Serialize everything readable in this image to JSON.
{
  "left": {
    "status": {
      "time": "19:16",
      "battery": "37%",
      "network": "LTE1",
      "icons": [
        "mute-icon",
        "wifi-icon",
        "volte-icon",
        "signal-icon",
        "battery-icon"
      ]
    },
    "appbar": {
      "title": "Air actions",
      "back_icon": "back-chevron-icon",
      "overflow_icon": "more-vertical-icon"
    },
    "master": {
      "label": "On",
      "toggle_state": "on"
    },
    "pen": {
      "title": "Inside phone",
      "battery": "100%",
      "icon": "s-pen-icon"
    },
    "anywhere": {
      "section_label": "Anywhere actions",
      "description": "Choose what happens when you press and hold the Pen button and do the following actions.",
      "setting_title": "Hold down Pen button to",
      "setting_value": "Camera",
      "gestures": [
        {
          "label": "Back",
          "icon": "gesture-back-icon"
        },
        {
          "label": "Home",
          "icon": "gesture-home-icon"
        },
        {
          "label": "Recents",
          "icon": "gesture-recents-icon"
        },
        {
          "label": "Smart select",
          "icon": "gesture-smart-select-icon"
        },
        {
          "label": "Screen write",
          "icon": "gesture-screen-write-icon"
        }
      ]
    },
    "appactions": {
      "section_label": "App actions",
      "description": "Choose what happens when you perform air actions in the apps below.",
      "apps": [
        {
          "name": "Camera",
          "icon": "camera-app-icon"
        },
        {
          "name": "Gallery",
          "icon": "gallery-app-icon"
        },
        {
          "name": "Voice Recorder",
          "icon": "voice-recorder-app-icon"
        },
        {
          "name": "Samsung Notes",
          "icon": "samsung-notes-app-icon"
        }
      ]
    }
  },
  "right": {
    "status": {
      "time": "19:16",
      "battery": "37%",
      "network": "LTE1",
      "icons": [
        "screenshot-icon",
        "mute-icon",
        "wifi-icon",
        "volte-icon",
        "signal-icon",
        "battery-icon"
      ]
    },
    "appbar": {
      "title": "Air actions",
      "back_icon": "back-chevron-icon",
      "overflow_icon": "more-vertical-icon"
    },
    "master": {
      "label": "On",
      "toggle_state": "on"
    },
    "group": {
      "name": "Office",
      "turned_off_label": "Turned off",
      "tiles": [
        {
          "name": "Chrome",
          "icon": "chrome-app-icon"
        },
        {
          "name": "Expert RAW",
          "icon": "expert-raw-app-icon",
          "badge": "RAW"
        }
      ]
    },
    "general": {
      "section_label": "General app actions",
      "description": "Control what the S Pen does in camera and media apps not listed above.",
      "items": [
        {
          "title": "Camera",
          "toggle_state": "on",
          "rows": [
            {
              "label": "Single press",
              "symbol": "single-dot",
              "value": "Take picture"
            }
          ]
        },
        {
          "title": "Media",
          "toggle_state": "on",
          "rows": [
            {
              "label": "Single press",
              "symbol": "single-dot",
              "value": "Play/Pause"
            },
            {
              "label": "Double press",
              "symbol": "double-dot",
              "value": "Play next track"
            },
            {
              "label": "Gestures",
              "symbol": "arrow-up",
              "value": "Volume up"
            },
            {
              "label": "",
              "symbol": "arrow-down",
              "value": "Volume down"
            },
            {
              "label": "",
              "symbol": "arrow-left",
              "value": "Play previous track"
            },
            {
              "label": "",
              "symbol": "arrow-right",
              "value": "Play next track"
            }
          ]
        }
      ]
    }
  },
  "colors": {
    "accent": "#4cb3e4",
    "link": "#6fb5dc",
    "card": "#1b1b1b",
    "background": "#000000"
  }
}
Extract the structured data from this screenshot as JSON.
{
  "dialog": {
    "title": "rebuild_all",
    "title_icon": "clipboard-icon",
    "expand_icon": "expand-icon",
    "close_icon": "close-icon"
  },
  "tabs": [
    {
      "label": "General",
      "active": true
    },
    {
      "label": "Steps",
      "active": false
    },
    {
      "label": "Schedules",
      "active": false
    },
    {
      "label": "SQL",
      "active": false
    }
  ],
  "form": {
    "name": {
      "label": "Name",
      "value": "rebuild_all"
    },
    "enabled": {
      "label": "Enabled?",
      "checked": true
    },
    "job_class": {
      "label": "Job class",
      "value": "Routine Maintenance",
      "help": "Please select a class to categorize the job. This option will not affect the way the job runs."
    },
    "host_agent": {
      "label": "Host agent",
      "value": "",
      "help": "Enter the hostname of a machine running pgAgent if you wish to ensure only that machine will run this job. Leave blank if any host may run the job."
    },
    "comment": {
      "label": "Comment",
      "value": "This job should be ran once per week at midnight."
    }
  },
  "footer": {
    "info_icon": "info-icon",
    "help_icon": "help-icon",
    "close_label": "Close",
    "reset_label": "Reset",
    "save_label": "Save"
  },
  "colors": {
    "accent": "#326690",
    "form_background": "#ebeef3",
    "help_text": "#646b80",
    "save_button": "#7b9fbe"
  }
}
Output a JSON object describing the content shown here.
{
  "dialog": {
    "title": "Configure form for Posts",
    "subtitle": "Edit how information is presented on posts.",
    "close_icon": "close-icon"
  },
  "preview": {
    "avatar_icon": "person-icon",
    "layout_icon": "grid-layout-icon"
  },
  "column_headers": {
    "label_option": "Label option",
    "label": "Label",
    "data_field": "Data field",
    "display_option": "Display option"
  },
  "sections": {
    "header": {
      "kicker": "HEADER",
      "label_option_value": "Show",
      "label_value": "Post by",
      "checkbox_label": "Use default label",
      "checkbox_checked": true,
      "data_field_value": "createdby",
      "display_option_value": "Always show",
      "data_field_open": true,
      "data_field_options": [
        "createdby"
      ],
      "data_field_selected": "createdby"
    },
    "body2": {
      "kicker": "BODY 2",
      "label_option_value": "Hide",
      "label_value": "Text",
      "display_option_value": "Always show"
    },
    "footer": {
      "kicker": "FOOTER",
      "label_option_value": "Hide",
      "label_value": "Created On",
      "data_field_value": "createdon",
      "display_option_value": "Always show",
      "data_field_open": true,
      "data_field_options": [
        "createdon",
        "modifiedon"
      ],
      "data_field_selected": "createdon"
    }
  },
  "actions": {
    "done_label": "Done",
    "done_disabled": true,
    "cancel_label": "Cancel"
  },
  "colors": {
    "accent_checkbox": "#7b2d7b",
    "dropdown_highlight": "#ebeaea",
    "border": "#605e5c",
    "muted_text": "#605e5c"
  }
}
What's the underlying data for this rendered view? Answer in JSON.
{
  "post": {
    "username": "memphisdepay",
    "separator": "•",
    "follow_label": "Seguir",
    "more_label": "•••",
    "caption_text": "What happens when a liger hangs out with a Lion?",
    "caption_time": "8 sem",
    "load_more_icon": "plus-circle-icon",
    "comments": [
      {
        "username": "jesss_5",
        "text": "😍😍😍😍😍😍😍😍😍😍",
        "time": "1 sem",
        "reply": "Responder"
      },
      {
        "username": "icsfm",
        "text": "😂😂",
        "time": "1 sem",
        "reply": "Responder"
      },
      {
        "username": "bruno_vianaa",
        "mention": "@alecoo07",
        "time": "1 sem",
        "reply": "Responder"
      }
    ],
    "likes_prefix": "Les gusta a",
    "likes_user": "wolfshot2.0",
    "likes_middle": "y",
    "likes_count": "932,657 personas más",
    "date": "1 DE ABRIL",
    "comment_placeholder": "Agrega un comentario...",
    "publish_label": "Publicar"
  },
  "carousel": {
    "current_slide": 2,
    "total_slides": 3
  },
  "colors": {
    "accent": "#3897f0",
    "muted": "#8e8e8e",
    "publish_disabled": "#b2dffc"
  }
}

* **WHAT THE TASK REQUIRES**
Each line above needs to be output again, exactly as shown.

* **WRITTEN ANSWER**
Serialize everything readable in this image to JSON.
{
  "left": {
    "status": {
      "time": "19:16",
      "battery": "37%",
      "network": "LTE1",
      "icons": [
        "mute-icon",
        "wifi-icon",
        "volte-icon",
        "signal-icon",
        "battery-icon"
      ]
    },
    "appbar": {
      "title": "Air actions",
      "back_icon": "back-chevron-icon",
      "overflow_icon": "more-vertical-icon"
    },
    "master": {
      "label": "On",
      "toggle_state": "on"
    },
    "pen": {
      "title": "Inside phone",
      "battery": "100%",
      "icon": "s-pen-icon"
    },
    "anywhere": {
      "section_label": "Anywhere actions",
      "description": "Choose what happens when you press and hold the Pen button and do the following actions.",
      "setting_title": "Hold down Pen button to",
      "setting_value": "Camera",
      "gestures": [
        {
          "label": "Back",
          "icon": "gesture-back-icon"
        },
        {
          "label": "Home",
          "icon": "gesture-home-icon"
        },
        {
          "label": "Recents",
          "icon": "gesture-recents-icon"
        },
        {
          "label": "Smart select",
          "icon": "gesture-smart-select-icon"
        },
        {
          "label": "Screen write",
          "icon": "gesture-screen-write-icon"
        }
      ]
    },
    "appactions": {
      "section_label": "App actions",
      "description": "Choose what happens when you perform air actions in the apps below.",
      "apps": [
        {
          "name": "Camera",
          "icon": "camera-app-icon"
        },
        {
          "name": "Gallery",
          "icon": "gallery-app-icon"
        },
        {
          "name": "Voice Recorder",
          "icon": "voice-recorder-app-icon"
        },
        {
          "name": "Samsung Notes",
          "icon": "samsung-notes-app-icon"
        }
      ]
    }
  },
  "right": {
    "status": {
      "time": "19:16",
      "battery": "37%",
      "network": "LTE1",
      "icons": [
        "screenshot-icon",
        "mute-icon",
        "wifi-icon",
        "volte-icon",
        "signal-icon",
        "battery-icon"
      ]
    },
    "appbar": {
      "title": "Air actions",
      "back_icon": "back-chevron-icon",
      "overflow_icon": "more-vertical-icon"
    },
    "master": {
      "label": "On",
      "toggle_state": "on"
    },
    "group": {
      "name": "Office",
      "turned_off_label": "Turned off",
      "tiles": [
        {
          "name": "Chrome",
          "icon": "chrome-app-icon"
        },
        {
          "name": "Expert RAW",
          "icon": "expert-raw-app-icon",
          "badge": "RAW"
        }
      ]
    },
    "general": {
      "section_label": "General app actions",
      "description": "Control what the S Pen does in camera and media apps not listed above.",
      "items": [
        {
          "title": "Camera",
          "toggle_state": "on",
          "rows": [
            {
              "label": "Single press",
              "symbol": "single-dot",
              "value": "Take picture"
            }
          ]
        },
        {
          "title": "Media",
          "toggle_state": "on",
          "rows": [
            {
              "label": "Single press",
              "symbol": "single-dot",
              "value": "Play/Pause"
            },
            {
              "label": "Double press",
              "symbol": "double-dot",
              "value": "Play next track"
            },
            {
              "label": "Gestures",
              "symbol": "arrow-up",
              "value": "Volume up"
            },
            {
              "label": "",
              "symbol": "arrow-down",
              "value": "Volume down"
            },
            {
              "label": "",
              "symbol": "arrow-left",
              "value": "Play previous track"
            },
            {
              "label": "",
              "symbol": "arrow-right",
              "value": "Play next track"
            }
          ]
        }
      ]
    }
  },
  "colors": {
    "accent": "#4cb3e4",
    "link": "#6fb5dc",
    "card": "#1b1b1b",
    "background": "#000000"
  }
}
Extract the structured data from this screenshot as JSON.
{
  "dialog": {
    "title": "rebuild_all",
    "title_icon": "clipboard-icon",
    "expand_icon": "expand-icon",
    "close_icon": "close-icon"
  },
  "tabs": [
    {
      "label": "General",
      "active": true
    },
    {
      "label": "Steps",
      "active": false
    },
    {
      "label": "Schedules",
      "active": false
    },
    {
      "label": "SQL",
      "active": false
    }
  ],
  "form": {
    "name": {
      "label": "Name",
      "value": "rebuild_all"
    },
    "enabled": {
      "label": "Enabled?",
      "checked": true
    },
    "job_class": {
      "label": "Job class",
      "value": "Routine Maintenance",
      "help": "Please select a class to categorize the job. This option will not affect the way the job runs."
    },
    "host_agent": {
      "label": "Host agent",
      "value": "",
      "help": "Enter the hostname of a machine running pgAgent if you wish to ensure only that machine will run this job. Leave blank if any host may run the job."
    },
    "comment": {
      "label": "Comment",
      "value": "This job should be ran once per week at midnight."
    }
  },
  "footer": {
    "info_icon": "info-icon",
    "help_icon": "help-icon",
    "close_label": "Close",
    "reset_label": "Reset",
    "save_label": "Save"
  },
  "colors": {
    "accent": "#326690",
    "form_background": "#ebeef3",
    "help_text": "#646b80",
    "save_button": "#7b9fbe"
  }
}
Output a JSON object describing the content shown here.
{
  "dialog": {
    "title": "Configure form for Posts",
    "subtitle": "Edit how information is presented on posts.",
    "close_icon": "close-icon"
  },
  "preview": {
    "avatar_icon": "person-icon",
    "layout_icon": "grid-layout-icon"
  },
  "column_headers": {
    "label_option": "Label option",
    "label": "Label",
    "data_field": "Data field",
    "display_option": "Display option"
  },
  "sections": {
    "header": {
      "kicker": "HEADER",
      "label_option_value": "Show",
      "label_value": "Post by",
      "checkbox_label": "Use default label",
      "checkbox_checked": true,
      "data_field_value": "createdby",
      "display_option_value": "Always show",
      "data_field_open": true,
      "data_field_options": [
        "createdby"
      ],
      "data_field_selected": "createdby"
    },
    "body2": {
      "kicker": "BODY 2",
      "label_option_value": "Hide",
      "label_value": "Text",
      "display_option_value": "Always show"
    },
    "footer": {
      "kicker": "FOOTER",
      "label_option_value": "Hide",
      "label_value": "Created On",
      "data_field_value": "createdon",
      "display_option_value": "Always show",
      "data_field_open": true,
      "data_field_options": [
        "createdon",
        "modifiedon"
      ],
      "data_field_selected": "createdon"
    }
  },
  "actions": {
    "done_label": "Done",
    "done_disabled": true,
    "cancel_label": "Cancel"
  },
  "colors": {
    "accent_checkbox": "#7b2d7b",
    "dropdown_highlight": "#ebeaea",
    "border": "#605e5c",
    "muted_text": "#605e5c"
  }
}
What's the underlying data for this rendered view? Answer in JSON.
{
  "post": {
    "username": "memphisdepay",
    "separator": "•",
    "follow_label": "Seguir",
    "more_label": "•••",
    "caption_text": "What happens when a liger hangs out with a Lion?",
    "caption_time": "8 sem",
    "load_more_icon": "plus-circle-icon",
    "comments": [
      {
        "username": "jesss_5",
        "text": "😍😍😍😍😍😍😍😍😍😍",
        "time": "1 sem",
        "reply": "Responder"
      },
      {
        "username": "icsfm",
        "text": "😂😂",
        "time": "1 sem",
        "reply": "Responder"
      },
      {
        "username": "bruno_vianaa",
        "mention": "@alecoo07",
        "time": "1 sem",
        "reply": "Responder"
      }
    ],
    "likes_prefix": "Les gusta a",
    "likes_user": "wolfshot2.0",
    "likes_middle": "y",
    "likes_count": "932,657 personas más",
    "date": "1 DE ABRIL",
    "comment_placeholder": "Agrega un comentario...",
    "publish_label": "Publicar"
  },
  "carousel": {
    "current_slide": 2,
    "total_slides": 3
  },
  "colors": {
    "accent": "#3897f0",
    "muted": "#8e8e8e",
    "publish_disabled": "#b2dffc"
  }
}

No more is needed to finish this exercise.